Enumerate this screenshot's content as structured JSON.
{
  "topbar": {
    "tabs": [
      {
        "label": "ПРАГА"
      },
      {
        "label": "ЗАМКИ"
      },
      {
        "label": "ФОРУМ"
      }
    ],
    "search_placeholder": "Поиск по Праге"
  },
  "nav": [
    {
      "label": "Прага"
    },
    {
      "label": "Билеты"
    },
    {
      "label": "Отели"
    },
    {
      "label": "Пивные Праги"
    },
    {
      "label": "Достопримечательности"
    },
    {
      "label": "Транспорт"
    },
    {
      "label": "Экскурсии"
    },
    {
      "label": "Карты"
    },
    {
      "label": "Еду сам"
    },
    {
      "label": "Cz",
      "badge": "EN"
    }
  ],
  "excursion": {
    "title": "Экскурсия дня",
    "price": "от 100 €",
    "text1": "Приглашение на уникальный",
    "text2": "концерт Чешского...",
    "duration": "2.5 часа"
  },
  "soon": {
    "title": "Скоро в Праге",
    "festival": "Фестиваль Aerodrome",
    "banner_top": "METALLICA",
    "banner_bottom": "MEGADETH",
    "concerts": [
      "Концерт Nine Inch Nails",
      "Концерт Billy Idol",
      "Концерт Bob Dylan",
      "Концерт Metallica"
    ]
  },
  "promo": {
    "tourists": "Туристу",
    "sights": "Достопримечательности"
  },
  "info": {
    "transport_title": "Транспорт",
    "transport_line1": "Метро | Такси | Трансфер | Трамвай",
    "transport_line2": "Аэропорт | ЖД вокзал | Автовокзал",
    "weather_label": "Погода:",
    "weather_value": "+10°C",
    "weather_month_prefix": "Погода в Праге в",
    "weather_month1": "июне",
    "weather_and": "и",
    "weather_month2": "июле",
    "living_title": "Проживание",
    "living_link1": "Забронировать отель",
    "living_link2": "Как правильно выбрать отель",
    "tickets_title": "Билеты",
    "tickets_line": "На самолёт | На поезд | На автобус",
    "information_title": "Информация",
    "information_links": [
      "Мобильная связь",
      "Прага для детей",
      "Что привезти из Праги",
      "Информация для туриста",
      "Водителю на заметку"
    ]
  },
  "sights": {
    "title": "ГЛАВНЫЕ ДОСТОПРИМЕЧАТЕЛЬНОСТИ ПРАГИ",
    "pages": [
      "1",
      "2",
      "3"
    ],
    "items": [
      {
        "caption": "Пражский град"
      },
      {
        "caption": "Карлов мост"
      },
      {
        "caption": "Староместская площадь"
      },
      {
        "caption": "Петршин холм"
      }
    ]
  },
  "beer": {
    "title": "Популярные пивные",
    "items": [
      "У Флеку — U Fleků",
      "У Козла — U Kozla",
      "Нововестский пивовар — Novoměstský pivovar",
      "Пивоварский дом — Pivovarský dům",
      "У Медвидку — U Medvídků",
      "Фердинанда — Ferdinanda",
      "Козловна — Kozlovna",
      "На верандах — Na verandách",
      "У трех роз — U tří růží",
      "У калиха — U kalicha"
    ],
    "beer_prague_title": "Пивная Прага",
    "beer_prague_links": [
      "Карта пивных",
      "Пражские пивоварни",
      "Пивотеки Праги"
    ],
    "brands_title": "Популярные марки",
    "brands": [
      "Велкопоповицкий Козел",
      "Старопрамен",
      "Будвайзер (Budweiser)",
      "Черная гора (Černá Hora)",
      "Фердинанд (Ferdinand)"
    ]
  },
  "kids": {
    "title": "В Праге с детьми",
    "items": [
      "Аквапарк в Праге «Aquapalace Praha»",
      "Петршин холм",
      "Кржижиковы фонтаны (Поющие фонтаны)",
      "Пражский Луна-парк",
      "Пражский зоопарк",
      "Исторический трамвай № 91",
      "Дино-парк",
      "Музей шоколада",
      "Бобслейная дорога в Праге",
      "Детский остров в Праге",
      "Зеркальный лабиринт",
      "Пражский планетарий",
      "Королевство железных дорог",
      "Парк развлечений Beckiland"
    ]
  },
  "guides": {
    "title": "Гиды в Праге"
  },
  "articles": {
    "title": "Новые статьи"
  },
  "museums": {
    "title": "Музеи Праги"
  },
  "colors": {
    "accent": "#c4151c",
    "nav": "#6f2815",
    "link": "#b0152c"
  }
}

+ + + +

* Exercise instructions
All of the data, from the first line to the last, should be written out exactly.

* Output
Enumerate this screenshot's content as structured JSON.
{
  "topbar": {
    "tabs": [
      {
        "label": "ПРАГА"
      },
      {
        "label": "ЗАМКИ"
      },
      {
        "label": "ФОРУМ"
      }
    ],
    "search_placeholder": "Поиск по Праге"
  },
  "nav": [
    {
      "label": "Прага"
    },
    {
      "label": "Билеты"
    },
    {
      "label": "Отели"
    },
    {
      "label": "Пивные Праги"
    },
    {
      "label": "Достопримечательности"
    },
    {
      "label": "Транспорт"
    },
    {
      "label": "Экскурсии"
    },
    {
      "label": "Карты"
    },
    {
      "label": "Еду сам"
    },
    {
      "label": "Cz",
      "badge": "EN"
    }
  ],
  "excursion": {
    "title": "Экскурсия дня",
    "price": "от 100 €",
    "text1": "Приглашение на уникальный",
    "text2": "концерт Чешского...",
    "duration": "2.5 часа"
  },
  "soon": {
    "title": "Скоро в Праге",
    "festival": "Фестиваль Aerodrome",
    "banner_top": "METALLICA",
    "banner_bottom": "MEGADETH",
    "concerts": [
      "Концерт Nine Inch Nails",
      "Концерт Billy Idol",
      "Концерт Bob Dylan",
      "Концерт Metallica"
    ]
  },
  "promo": {
    "tourists": "Туристу",
    "sights": "Достопримечательности"
  },
  "info": {
    "transport_title": "Транспорт",
    "transport_line1": "Метро | Такси | Трансфер | Трамвай",
    "transport_line2": "Аэропорт | ЖД вокзал | Автовокзал",
    "weather_label": "Погода:",
    "weather_value": "+10°C",
    "weather_month_prefix": "Погода в Праге в",
    "weather_month1": "июне",
    "weather_and": "и",
    "weather_month2": "июле",
    "living_title": "Проживание",
    "living_link1": "Забронировать отель",
    "living_link2": "Как правильно выбрать отель",
    "tickets_title": "Билеты",
    "tickets_line": "На самолёт | На поезд | На автобус",
    "information_title": "Информация",
    "information_links": [
      "Мобильная связь",
      "Прага для детей",
      "Что привезти из Праги",
      "Информация для туриста",
      "Водителю на заметку"
    ]
  },
  "sights": {
    "title": "ГЛАВНЫЕ ДОСТОПРИМЕЧАТЕЛЬНОСТИ ПРАГИ",
    "pages": [
      "1",
      "2",
      "3"
    ],
    "items": [
      {
        "caption": "Пражский град"
      },
      {
        "caption": "Карлов мост"
      },
      {
        "caption": "Староместская площадь"
      },
      {
        "caption": "Петршин холм"
      }
    ]
  },
  "beer": {
    "title": "Популярные пивные",
    "items": [
      "У Флеку — U Fleků",
      "У Козла — U Kozla",
      "Нововестский пивовар — Novoměstský pivovar",
      "Пивоварский дом — Pivovarský dům",
      "У Медвидку — U Medvídků",
      "Фердинанда — Ferdinanda",
      "Козловна — Kozlovna",
      "На верандах — Na verandách",
      "У трех роз — U tří růží",
      "У калиха — U kalicha"
    ],
    "beer_prague_title": "Пивная Прага",
    "beer_prague_links": [
      "Карта пивных",
      "Пражские пивоварни",
      "Пивотеки Праги"
    ],
    "brands_title": "Популярные марки",
    "brands": [
      "Велкопоповицкий Козел",
      "Старопрамен",
      "Будвайзер (Budweiser)",
      "Черная гора (Černá Hora)",
      "Фердинанд (Ferdinand)"
    ]
  },
  "kids": {
    "title": "В Праге с детьми",
    "items": [
      "Аквапарк в Праге «Aquapalace Praha»",
      "Петршин холм",
      "Кржижиковы фонтаны (Поющие фонтаны)",
      "Пражский Луна-парк",
      "Пражский зоопарк",
      "Исторический трамвай № 91",
      "Дино-парк",
      "Музей шоколада",
      "Бобслейная дорога в Праге",
      "Детский остров в Праге",
      "Зеркальный лабиринт",
      "Пражский планетарий",
      "Королевство железных дорог",
      "Парк развлечений Beckiland"
    ]
  },
  "guides": {
    "title": "Гиды в Праге"
  },
  "articles": {
    "title": "Новые статьи"
  },
  "museums": {
    "title": "Музеи Праги"
  },
  "colors": {
    "accent": "#c4151c",
    "nav": "#6f2815",
    "link": "#b0152c"
  }
}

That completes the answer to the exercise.